__WORK ORDER__
The expected output is the data below, character for character, without its pictures.

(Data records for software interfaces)
== Segment start ==
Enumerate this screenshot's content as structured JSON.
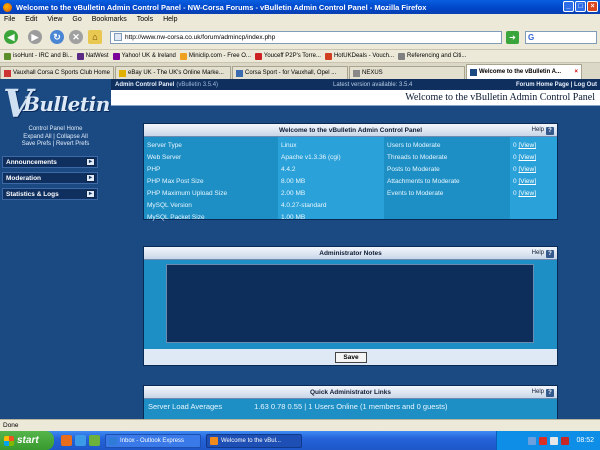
{
  "window": {
    "title": "Welcome to the vBulletin Admin Control Panel - NW-Corsa Forums - vBulletin Admin Control Panel - Mozilla Firefox"
  },
  "menu": [
    "File",
    "Edit",
    "View",
    "Go",
    "Bookmarks",
    "Tools",
    "Help"
  ],
  "address": {
    "url": "http://www.nw-corsa.co.uk/forum/admincp/index.php",
    "search_logo": "G"
  },
  "bookmarks": [
    {
      "label": "isoHunt - IRC and Bi...",
      "color": "#5b8e2a"
    },
    {
      "label": "NatWest",
      "color": "#5a2a85"
    },
    {
      "label": "Yahoo! UK & Ireland",
      "color": "#7b0099"
    },
    {
      "label": "Miniclip.com - Free O...",
      "color": "#f0a020"
    },
    {
      "label": "Youceff P2P's Torre...",
      "color": "#cc2222"
    },
    {
      "label": "HotUKDeals - Vouch...",
      "color": "#d04020"
    },
    {
      "label": "Referencing and Citi...",
      "color": "#808080"
    }
  ],
  "tabs": [
    {
      "label": "Vauxhall Corsa C Sports Club Home",
      "color": "#cc3333",
      "active": false
    },
    {
      "label": "eBay UK - The UK's Online Marke...",
      "color": "#e0b000",
      "active": false
    },
    {
      "label": "Corsa Sport - for Vauxhall, Opel ...",
      "color": "#3a6bb0",
      "active": false
    },
    {
      "label": "NEXUS",
      "color": "#888888",
      "active": false
    },
    {
      "label": "Welcome to the vBulletin A...",
      "color": "#1b4a83",
      "active": true
    }
  ],
  "acp": {
    "header_title": "Admin Control Panel",
    "header_version": "(vBulletin 3.5.4)",
    "latest_version": "Latest version available: 3.5.4",
    "forum_home_link": "Forum Home Page",
    "log_out_link": "Log Out",
    "link_sep": "|",
    "welcome": "Welcome to the vBulletin Admin Control Panel"
  },
  "sidebar": {
    "logo_text": "Bulletin",
    "logo_v": "V",
    "control_panel_home": "Control Panel Home",
    "expand_all": "Expand All",
    "collapse_all": "Collapse All",
    "save_prefs": "Save Prefs",
    "revert_prefs": "Revert Prefs",
    "sep": "|",
    "sections": [
      "Announcements",
      "Moderation",
      "Statistics & Logs"
    ]
  },
  "sysinfo": {
    "title": "Welcome to the vBulletin Admin Control Panel",
    "help": "Help",
    "labels": [
      "Server Type",
      "Web Server",
      "PHP",
      "PHP Max Post Size",
      "PHP Maximum Upload Size",
      "MySQL Version",
      "MySQL Packet Size"
    ],
    "values": [
      "Linux",
      "Apache v1.3.36 (cgi)",
      "4.4.2",
      "8.00 MB",
      "2.00 MB",
      "4.0.27-standard",
      "1.00 MB"
    ],
    "mod_labels": [
      "Users to Moderate",
      "Threads to Moderate",
      "Posts to Moderate",
      "Attachments to Moderate",
      "Events to Moderate"
    ],
    "mod_counts": [
      "0",
      "0",
      "0",
      "0",
      "0"
    ],
    "view_label": "[View]"
  },
  "notes": {
    "title": "Administrator Notes",
    "help": "Help",
    "save_label": "Save"
  },
  "quick": {
    "title": "Quick Administrator Links",
    "help": "Help",
    "load_label": "Server Load Averages",
    "load_values": "1.63  0.78  0.55",
    "online": "| 1 Users Online (1 members and 0 guests)"
  },
  "status": "Done",
  "taskbar": {
    "start": "start",
    "tasks": [
      {
        "label": "Inbox - Outlook Express",
        "color": "#2f7bd8",
        "active": false
      },
      {
        "label": "Welcome to the vBul...",
        "color": "#f08a1c",
        "active": true
      }
    ],
    "clock": "08:52"
  }
}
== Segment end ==
__TASK RESULT__
Enumerate this screenshot's content as structured JSON.
{
  "window": {
    "title": "Welcome to the vBulletin Admin Control Panel - NW-Corsa Forums - vBulletin Admin Control Panel - Mozilla Firefox"
  },
  "menu": [
    "File",
    "Edit",
    "View",
    "Go",
    "Bookmarks",
    "Tools",
    "Help"
  ],
  "address": {
    "url": "http://www.nw-corsa.co.uk/forum/admincp/index.php",
    "search_logo": "G"
  },
  "bookmarks": [
    {
      "label": "isoHunt - IRC and Bi...",
      "color": "#5b8e2a"
    },
    {
      "label": "NatWest",
      "color": "#5a2a85"
    },
    {
      "label": "Yahoo! UK & Ireland",
      "color": "#7b0099"
    },
    {
      "label": "Miniclip.com - Free O...",
      "color": "#f0a020"
    },
    {
      "label": "Youceff P2P's Torre...",
      "color": "#cc2222"
    },
    {
      "label": "HotUKDeals - Vouch...",
      "color": "#d04020"
    },
    {
      "label": "Referencing and Citi...",
      "color": "#808080"
    }
  ],
  "tabs": [
    {
      "label": "Vauxhall Corsa C Sports Club Home",
      "color": "#cc3333",
      "active": false
    },
    {
      "label": "eBay UK - The UK's Online Marke...",
      "color": "#e0b000",
      "active": false
    },
    {
      "label": "Corsa Sport - for Vauxhall, Opel ...",
      "color": "#3a6bb0",
      "active": false
    },
    {
      "label": "NEXUS",
      "color": "#888888",
      "active": false
    },
    {
      "label": "Welcome to the vBulletin A...",
      "color": "#1b4a83",
      "active": true
    }
  ],
  "acp": {
    "header_title": "Admin Control Panel",
    "header_version": "(vBulletin 3.5.4)",
    "latest_version": "Latest version available: 3.5.4",
    "forum_home_link": "Forum Home Page",
    "log_out_link": "Log Out",
    "link_sep": "|",
    "welcome": "Welcome to the vBulletin Admin Control Panel"
  },
  "sidebar": {
    "logo_text": "Bulletin",
    "logo_v": "V",
    "control_panel_home": "Control Panel Home",
    "expand_all": "Expand All",
    "collapse_all": "Collapse All",
    "save_prefs": "Save Prefs",
    "revert_prefs": "Revert Prefs",
    "sep": "|",
    "sections": [
      "Announcements",
      "Moderation",
      "Statistics & Logs"
    ]
  },
  "sysinfo": {
    "title": "Welcome to the vBulletin Admin Control Panel",
    "help": "Help",
    "labels": [
      "Server Type",
      "Web Server",
      "PHP",
      "PHP Max Post Size",
      "PHP Maximum Upload Size",
      "MySQL Version",
      "MySQL Packet Size"
    ],
    "values": [
      "Linux",
      "Apache v1.3.36 (cgi)",
      "4.4.2",
      "8.00 MB",
      "2.00 MB",
      "4.0.27-standard",
      "1.00 MB"
    ],
    "mod_labels": [
      "Users to Moderate",
      "Threads to Moderate",
      "Posts to Moderate",
      "Attachments to Moderate",
      "Events to Moderate"
    ],
    "mod_counts": [
      "0",
      "0",
      "0",
      "0",
      "0"
    ],
    "view_label": "[View]"
  },
  "notes": {
    "title": "Administrator Notes",
    "help": "Help",
    "save_label": "Save"
  },
  "quick": {
    "title": "Quick Administrator Links",
    "help": "Help",
    "load_label": "Server Load Averages",
    "load_values": "1.63  0.78  0.55",
    "online": "| 1 Users Online (1 members and 0 guests)"
  },
  "status": "Done",
  "taskbar": {
    "start": "start",
    "tasks": [
      {
        "label": "Inbox - Outlook Express",
        "color": "#2f7bd8",
        "active": false
      },
      {
        "label": "Welcome to the vBul...",
        "color": "#f08a1c",
        "active": true
      }
    ],
    "clock": "08:52"
  }
}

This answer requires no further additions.